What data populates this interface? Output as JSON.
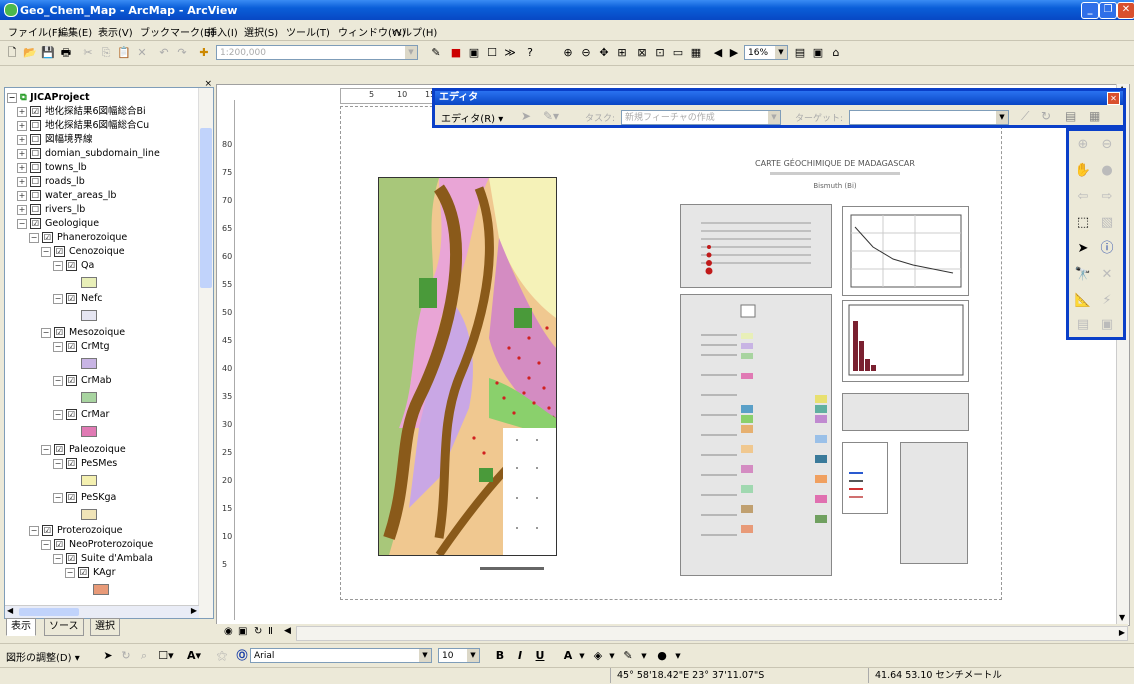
{
  "window": {
    "title": "Geo_Chem_Map - ArcMap - ArcView"
  },
  "menu": [
    "ファイル(F)",
    "編集(E)",
    "表示(V)",
    "ブックマーク(B)",
    "挿入(I)",
    "選択(S)",
    "ツール(T)",
    "ウィンドウ(W)",
    "ヘルプ(H)"
  ],
  "toolbar": {
    "scale": "1:200,000",
    "zoom": "16%"
  },
  "toc": {
    "project": "JICAProject",
    "layers": [
      {
        "label": "地化探結果6図幅総合Bi",
        "checked": "☑"
      },
      {
        "label": "地化探結果6図幅総合Cu",
        "checked": "☐"
      },
      {
        "label": "図幅境界線",
        "checked": "☐"
      },
      {
        "label": "domian_subdomain_line",
        "checked": "☐"
      },
      {
        "label": "towns_lb",
        "checked": "☐"
      },
      {
        "label": "roads_lb",
        "checked": "☐"
      },
      {
        "label": "water_areas_lb",
        "checked": "☐"
      },
      {
        "label": "rivers_lb",
        "checked": "☐"
      },
      {
        "label": "Geologique",
        "checked": "☑"
      },
      {
        "label": "Phanerozoique",
        "checked": "☑"
      },
      {
        "label": "Cenozoique",
        "checked": "☑"
      },
      {
        "label": "Qa",
        "checked": "☑"
      },
      {
        "label": "Nefc",
        "checked": "☑"
      },
      {
        "label": "Mesozoique",
        "checked": "☑"
      },
      {
        "label": "CrMtg",
        "checked": "☑"
      },
      {
        "label": "CrMab",
        "checked": "☑"
      },
      {
        "label": "CrMar",
        "checked": "☑"
      },
      {
        "label": "Paleozoique",
        "checked": "☑"
      },
      {
        "label": "PeSMes",
        "checked": "☑"
      },
      {
        "label": "PeSKga",
        "checked": "☑"
      },
      {
        "label": "Proterozoique",
        "checked": "☑"
      },
      {
        "label": "NeoProterozoique",
        "checked": "☑"
      },
      {
        "label": "Suite d'Ambala",
        "checked": "☑"
      },
      {
        "label": "KAgr",
        "checked": "☑"
      }
    ],
    "swatches": {
      "Qa": "#e8efb8",
      "Nefc": "#e6e6f2",
      "CrMtg": "#c8b4e4",
      "CrMab": "#a8d4a0",
      "CrMar": "#e07ab4",
      "PeSMes": "#f4f0b0",
      "PeSKga": "#f0e4b8",
      "KAgr": "#e89a78"
    },
    "tabs": [
      "表示",
      "ソース",
      "選択"
    ]
  },
  "editor": {
    "title": "エディタ",
    "menu": "エディタ(R)",
    "task_label": "タスク:",
    "task_value": "新規フィーチャの作成",
    "target_label": "ターゲット:"
  },
  "map_layout": {
    "title": "CARTE GÉOCHIMIQUE DE MADAGASCAR",
    "subtitle": "Bismuth (Bi)",
    "ruler_h": [
      "5",
      "10",
      "15"
    ],
    "ruler_v": [
      "80",
      "75",
      "70",
      "65",
      "60",
      "55",
      "50",
      "45",
      "40",
      "35",
      "30",
      "25",
      "20",
      "15",
      "10",
      "5"
    ]
  },
  "drawing": {
    "adjust": "図形の調整(D)",
    "font": "Arial",
    "size": "10",
    "bold": "B",
    "italic": "I",
    "underline": "U",
    "font_color": "A"
  },
  "status": {
    "coords": "45° 58'18.42\"E  23° 37'11.07\"S",
    "page_pos": "41.64  53.10 センチメートル"
  }
}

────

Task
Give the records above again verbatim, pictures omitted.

Response to the exercise
What data populates this interface? Output as JSON.
{
  "window": {
    "title": "Geo_Chem_Map - ArcMap - ArcView"
  },
  "menu": [
    "ファイル(F)",
    "編集(E)",
    "表示(V)",
    "ブックマーク(B)",
    "挿入(I)",
    "選択(S)",
    "ツール(T)",
    "ウィンドウ(W)",
    "ヘルプ(H)"
  ],
  "toolbar": {
    "scale": "1:200,000",
    "zoom": "16%"
  },
  "toc": {
    "project": "JICAProject",
    "layers": [
      {
        "label": "地化探結果6図幅総合Bi",
        "checked": "☑"
      },
      {
        "label": "地化探結果6図幅総合Cu",
        "checked": "☐"
      },
      {
        "label": "図幅境界線",
        "checked": "☐"
      },
      {
        "label": "domian_subdomain_line",
        "checked": "☐"
      },
      {
        "label": "towns_lb",
        "checked": "☐"
      },
      {
        "label": "roads_lb",
        "checked": "☐"
      },
      {
        "label": "water_areas_lb",
        "checked": "☐"
      },
      {
        "label": "rivers_lb",
        "checked": "☐"
      },
      {
        "label": "Geologique",
        "checked": "☑"
      },
      {
        "label": "Phanerozoique",
        "checked": "☑"
      },
      {
        "label": "Cenozoique",
        "checked": "☑"
      },
      {
        "label": "Qa",
        "checked": "☑"
      },
      {
        "label": "Nefc",
        "checked": "☑"
      },
      {
        "label": "Mesozoique",
        "checked": "☑"
      },
      {
        "label": "CrMtg",
        "checked": "☑"
      },
      {
        "label": "CrMab",
        "checked": "☑"
      },
      {
        "label": "CrMar",
        "checked": "☑"
      },
      {
        "label": "Paleozoique",
        "checked": "☑"
      },
      {
        "label": "PeSMes",
        "checked": "☑"
      },
      {
        "label": "PeSKga",
        "checked": "☑"
      },
      {
        "label": "Proterozoique",
        "checked": "☑"
      },
      {
        "label": "NeoProterozoique",
        "checked": "☑"
      },
      {
        "label": "Suite d'Ambala",
        "checked": "☑"
      },
      {
        "label": "KAgr",
        "checked": "☑"
      }
    ],
    "swatches": {
      "Qa": "#e8efb8",
      "Nefc": "#e6e6f2",
      "CrMtg": "#c8b4e4",
      "CrMab": "#a8d4a0",
      "CrMar": "#e07ab4",
      "PeSMes": "#f4f0b0",
      "PeSKga": "#f0e4b8",
      "KAgr": "#e89a78"
    },
    "tabs": [
      "表示",
      "ソース",
      "選択"
    ]
  },
  "editor": {
    "title": "エディタ",
    "menu": "エディタ(R)",
    "task_label": "タスク:",
    "task_value": "新規フィーチャの作成",
    "target_label": "ターゲット:"
  },
  "map_layout": {
    "title": "CARTE GÉOCHIMIQUE DE MADAGASCAR",
    "subtitle": "Bismuth (Bi)",
    "ruler_h": [
      "5",
      "10",
      "15"
    ],
    "ruler_v": [
      "80",
      "75",
      "70",
      "65",
      "60",
      "55",
      "50",
      "45",
      "40",
      "35",
      "30",
      "25",
      "20",
      "15",
      "10",
      "5"
    ]
  },
  "drawing": {
    "adjust": "図形の調整(D)",
    "font": "Arial",
    "size": "10",
    "bold": "B",
    "italic": "I",
    "underline": "U",
    "font_color": "A"
  },
  "status": {
    "coords": "45° 58'18.42\"E  23° 37'11.07\"S",
    "page_pos": "41.64  53.10 センチメートル"
  }
}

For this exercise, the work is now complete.